- TASK REQUIREMENTS
The following entries are to be retyped in full, exactly as written.

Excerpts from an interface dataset
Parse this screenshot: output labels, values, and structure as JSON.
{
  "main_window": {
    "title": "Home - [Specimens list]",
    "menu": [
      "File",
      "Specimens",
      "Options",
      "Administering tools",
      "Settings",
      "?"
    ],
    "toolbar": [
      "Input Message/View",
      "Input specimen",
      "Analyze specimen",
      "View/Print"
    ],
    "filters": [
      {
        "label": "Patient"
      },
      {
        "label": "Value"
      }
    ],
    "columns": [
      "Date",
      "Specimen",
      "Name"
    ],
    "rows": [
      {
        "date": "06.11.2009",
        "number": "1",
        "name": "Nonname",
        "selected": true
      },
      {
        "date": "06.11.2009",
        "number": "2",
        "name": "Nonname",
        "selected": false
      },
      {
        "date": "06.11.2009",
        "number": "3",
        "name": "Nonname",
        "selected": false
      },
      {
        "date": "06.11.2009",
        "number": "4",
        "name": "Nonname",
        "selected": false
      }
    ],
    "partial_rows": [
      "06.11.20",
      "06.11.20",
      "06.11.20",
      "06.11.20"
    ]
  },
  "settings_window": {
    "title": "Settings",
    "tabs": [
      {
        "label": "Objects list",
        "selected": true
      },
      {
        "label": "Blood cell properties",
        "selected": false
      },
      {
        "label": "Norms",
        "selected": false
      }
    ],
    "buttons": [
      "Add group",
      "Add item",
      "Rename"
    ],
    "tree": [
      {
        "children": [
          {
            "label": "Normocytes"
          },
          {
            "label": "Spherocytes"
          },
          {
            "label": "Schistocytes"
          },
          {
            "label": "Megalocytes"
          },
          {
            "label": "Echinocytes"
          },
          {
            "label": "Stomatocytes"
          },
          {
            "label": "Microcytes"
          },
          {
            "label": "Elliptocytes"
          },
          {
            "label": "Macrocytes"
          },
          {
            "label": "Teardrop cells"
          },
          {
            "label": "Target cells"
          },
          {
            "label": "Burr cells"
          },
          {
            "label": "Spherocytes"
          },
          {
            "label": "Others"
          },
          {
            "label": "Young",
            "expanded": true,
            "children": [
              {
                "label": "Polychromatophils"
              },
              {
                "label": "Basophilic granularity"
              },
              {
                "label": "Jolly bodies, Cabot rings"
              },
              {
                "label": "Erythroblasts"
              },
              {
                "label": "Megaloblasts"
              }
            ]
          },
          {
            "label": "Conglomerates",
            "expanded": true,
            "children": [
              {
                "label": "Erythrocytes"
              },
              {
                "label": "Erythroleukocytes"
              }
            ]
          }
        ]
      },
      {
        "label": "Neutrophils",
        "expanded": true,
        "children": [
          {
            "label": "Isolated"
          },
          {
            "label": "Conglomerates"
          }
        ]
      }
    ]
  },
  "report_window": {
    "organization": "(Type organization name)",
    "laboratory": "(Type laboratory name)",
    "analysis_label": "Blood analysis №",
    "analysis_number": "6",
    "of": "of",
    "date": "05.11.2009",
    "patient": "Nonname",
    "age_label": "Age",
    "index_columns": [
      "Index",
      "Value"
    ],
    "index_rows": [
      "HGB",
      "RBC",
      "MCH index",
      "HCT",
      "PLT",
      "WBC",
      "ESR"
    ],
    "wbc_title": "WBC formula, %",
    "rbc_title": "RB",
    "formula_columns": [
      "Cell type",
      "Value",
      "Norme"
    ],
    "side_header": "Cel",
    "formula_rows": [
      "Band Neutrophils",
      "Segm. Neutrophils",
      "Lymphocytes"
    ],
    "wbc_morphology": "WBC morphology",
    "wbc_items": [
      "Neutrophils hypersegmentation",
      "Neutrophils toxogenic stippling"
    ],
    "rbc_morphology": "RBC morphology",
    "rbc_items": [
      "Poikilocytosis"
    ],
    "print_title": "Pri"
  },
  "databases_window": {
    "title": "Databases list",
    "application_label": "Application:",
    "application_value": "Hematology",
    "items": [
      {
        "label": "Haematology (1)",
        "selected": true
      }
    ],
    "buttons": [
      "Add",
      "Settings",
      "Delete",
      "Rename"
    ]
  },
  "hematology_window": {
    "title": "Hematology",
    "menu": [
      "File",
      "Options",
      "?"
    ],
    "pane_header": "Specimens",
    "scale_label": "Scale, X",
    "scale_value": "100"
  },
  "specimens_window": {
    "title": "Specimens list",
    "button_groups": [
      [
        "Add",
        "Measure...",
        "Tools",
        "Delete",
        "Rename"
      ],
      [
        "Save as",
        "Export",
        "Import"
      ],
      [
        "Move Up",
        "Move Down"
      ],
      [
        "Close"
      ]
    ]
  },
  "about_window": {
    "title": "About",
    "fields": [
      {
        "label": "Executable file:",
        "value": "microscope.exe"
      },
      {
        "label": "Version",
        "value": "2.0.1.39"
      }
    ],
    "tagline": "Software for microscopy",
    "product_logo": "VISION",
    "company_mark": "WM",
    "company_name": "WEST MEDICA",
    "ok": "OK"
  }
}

- ANSWER SPACE
Parse this screenshot: output labels, values, and structure as JSON.
{
  "main_window": {
    "title": "Home - [Specimens list]",
    "menu": [
      "File",
      "Specimens",
      "Options",
      "Administering tools",
      "Settings",
      "?"
    ],
    "toolbar": [
      "Input Message/View",
      "Input specimen",
      "Analyze specimen",
      "View/Print"
    ],
    "filters": [
      {
        "label": "Patient"
      },
      {
        "label": "Value"
      }
    ],
    "columns": [
      "Date",
      "Specimen",
      "Name"
    ],
    "rows": [
      {
        "date": "06.11.2009",
        "number": "1",
        "name": "Nonname",
        "selected": true
      },
      {
        "date": "06.11.2009",
        "number": "2",
        "name": "Nonname",
        "selected": false
      },
      {
        "date": "06.11.2009",
        "number": "3",
        "name": "Nonname",
        "selected": false
      },
      {
        "date": "06.11.2009",
        "number": "4",
        "name": "Nonname",
        "selected": false
      }
    ],
    "partial_rows": [
      "06.11.20",
      "06.11.20",
      "06.11.20",
      "06.11.20"
    ]
  },
  "settings_window": {
    "title": "Settings",
    "tabs": [
      {
        "label": "Objects list",
        "selected": true
      },
      {
        "label": "Blood cell properties",
        "selected": false
      },
      {
        "label": "Norms",
        "selected": false
      }
    ],
    "buttons": [
      "Add group",
      "Add item",
      "Rename"
    ],
    "tree": [
      {
        "children": [
          {
            "label": "Normocytes"
          },
          {
            "label": "Spherocytes"
          },
          {
            "label": "Schistocytes"
          },
          {
            "label": "Megalocytes"
          },
          {
            "label": "Echinocytes"
          },
          {
            "label": "Stomatocytes"
          },
          {
            "label": "Microcytes"
          },
          {
            "label": "Elliptocytes"
          },
          {
            "label": "Macrocytes"
          },
          {
            "label": "Teardrop cells"
          },
          {
            "label": "Target cells"
          },
          {
            "label": "Burr cells"
          },
          {
            "label": "Spherocytes"
          },
          {
            "label": "Others"
          },
          {
            "label": "Young",
            "expanded": true,
            "children": [
              {
                "label": "Polychromatophils"
              },
              {
                "label": "Basophilic granularity"
              },
              {
                "label": "Jolly bodies, Cabot rings"
              },
              {
                "label": "Erythroblasts"
              },
              {
                "label": "Megaloblasts"
              }
            ]
          },
          {
            "label": "Conglomerates",
            "expanded": true,
            "children": [
              {
                "label": "Erythrocytes"
              },
              {
                "label": "Erythroleukocytes"
              }
            ]
          }
        ]
      },
      {
        "label": "Neutrophils",
        "expanded": true,
        "children": [
          {
            "label": "Isolated"
          },
          {
            "label": "Conglomerates"
          }
        ]
      }
    ]
  },
  "report_window": {
    "organization": "(Type organization name)",
    "laboratory": "(Type laboratory name)",
    "analysis_label": "Blood analysis №",
    "analysis_number": "6",
    "of": "of",
    "date": "05.11.2009",
    "patient": "Nonname",
    "age_label": "Age",
    "index_columns": [
      "Index",
      "Value"
    ],
    "index_rows": [
      "HGB",
      "RBC",
      "MCH index",
      "HCT",
      "PLT",
      "WBC",
      "ESR"
    ],
    "wbc_title": "WBC formula, %",
    "rbc_title": "RB",
    "formula_columns": [
      "Cell type",
      "Value",
      "Norme"
    ],
    "side_header": "Cel",
    "formula_rows": [
      "Band Neutrophils",
      "Segm. Neutrophils",
      "Lymphocytes"
    ],
    "wbc_morphology": "WBC morphology",
    "wbc_items": [
      "Neutrophils hypersegmentation",
      "Neutrophils toxogenic stippling"
    ],
    "rbc_morphology": "RBC morphology",
    "rbc_items": [
      "Poikilocytosis"
    ],
    "print_title": "Pri"
  },
  "databases_window": {
    "title": "Databases list",
    "application_label": "Application:",
    "application_value": "Hematology",
    "items": [
      {
        "label": "Haematology (1)",
        "selected": true
      }
    ],
    "buttons": [
      "Add",
      "Settings",
      "Delete",
      "Rename"
    ]
  },
  "hematology_window": {
    "title": "Hematology",
    "menu": [
      "File",
      "Options",
      "?"
    ],
    "pane_header": "Specimens",
    "scale_label": "Scale, X",
    "scale_value": "100"
  },
  "specimens_window": {
    "title": "Specimens list",
    "button_groups": [
      [
        "Add",
        "Measure...",
        "Tools",
        "Delete",
        "Rename"
      ],
      [
        "Save as",
        "Export",
        "Import"
      ],
      [
        "Move Up",
        "Move Down"
      ],
      [
        "Close"
      ]
    ]
  },
  "about_window": {
    "title": "About",
    "fields": [
      {
        "label": "Executable file:",
        "value": "microscope.exe"
      },
      {
        "label": "Version",
        "value": "2.0.1.39"
      }
    ],
    "tagline": "Software for microscopy",
    "product_logo": "VISION",
    "company_mark": "WM",
    "company_name": "WEST MEDICA",
    "ok": "OK"
  }
}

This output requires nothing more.